Reprint each record exactly. Pictures are not reprinted.

++++++++++

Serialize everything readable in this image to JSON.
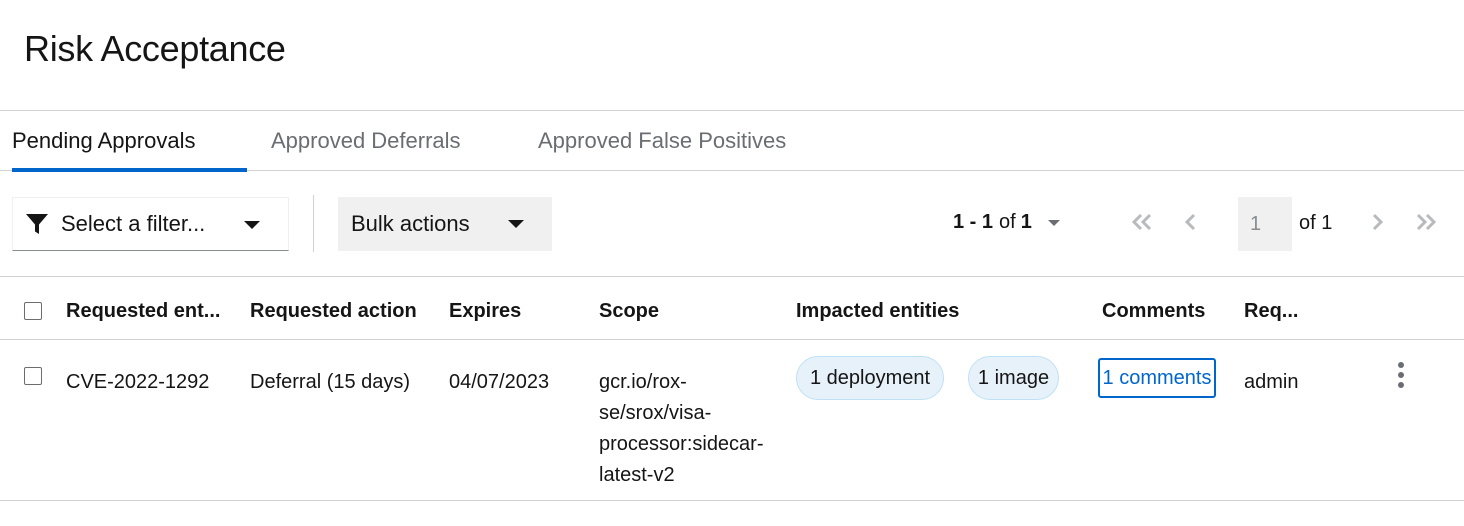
{
  "page": {
    "title": "Risk Acceptance"
  },
  "tabs": [
    {
      "label": "Pending Approvals",
      "active": true
    },
    {
      "label": "Approved Deferrals",
      "active": false
    },
    {
      "label": "Approved False Positives",
      "active": false
    }
  ],
  "toolbar": {
    "filter_placeholder": "Select a filter...",
    "bulk_actions_label": "Bulk actions",
    "pagination": {
      "range": "1 - 1",
      "of_label": "of",
      "total": "1",
      "current_page": "1",
      "page_of": "of 1"
    }
  },
  "table": {
    "columns": [
      "Requested ent...",
      "Requested action",
      "Expires",
      "Scope",
      "Impacted entities",
      "Comments",
      "Req..."
    ],
    "rows": [
      {
        "requested_entity": "CVE-2022-1292",
        "requested_action": "Deferral (15 days)",
        "expires": "04/07/2023",
        "scope": "gcr.io/rox-se/srox/visa-processor:sidecar-latest-v2",
        "impacted_deployments": "1 deployment",
        "impacted_images": "1 image",
        "comments": "1 comments",
        "requester": "admin"
      }
    ]
  },
  "colors": {
    "accent": "#0066cc",
    "chip_bg": "#e7f1fa",
    "chip_border": "#bee1f4"
  },
  "icons": [
    "filter-icon",
    "caret-down-icon",
    "angle-double-left-icon",
    "angle-left-icon",
    "angle-right-icon",
    "angle-double-right-icon",
    "kebab-icon"
  ]
}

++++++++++

[Solution for this exercise]
Serialize everything readable in this image to JSON.
{
  "page": {
    "title": "Risk Acceptance"
  },
  "tabs": [
    {
      "label": "Pending Approvals",
      "active": true
    },
    {
      "label": "Approved Deferrals",
      "active": false
    },
    {
      "label": "Approved False Positives",
      "active": false
    }
  ],
  "toolbar": {
    "filter_placeholder": "Select a filter...",
    "bulk_actions_label": "Bulk actions",
    "pagination": {
      "range": "1 - 1",
      "of_label": "of",
      "total": "1",
      "current_page": "1",
      "page_of": "of 1"
    }
  },
  "table": {
    "columns": [
      "Requested ent...",
      "Requested action",
      "Expires",
      "Scope",
      "Impacted entities",
      "Comments",
      "Req..."
    ],
    "rows": [
      {
        "requested_entity": "CVE-2022-1292",
        "requested_action": "Deferral (15 days)",
        "expires": "04/07/2023",
        "scope": "gcr.io/rox-se/srox/visa-processor:sidecar-latest-v2",
        "impacted_deployments": "1 deployment",
        "impacted_images": "1 image",
        "comments": "1 comments",
        "requester": "admin"
      }
    ]
  },
  "colors": {
    "accent": "#0066cc",
    "chip_bg": "#e7f1fa",
    "chip_border": "#bee1f4"
  },
  "icons": [
    "filter-icon",
    "caret-down-icon",
    "angle-double-left-icon",
    "angle-left-icon",
    "angle-right-icon",
    "angle-double-right-icon",
    "kebab-icon"
  ]
}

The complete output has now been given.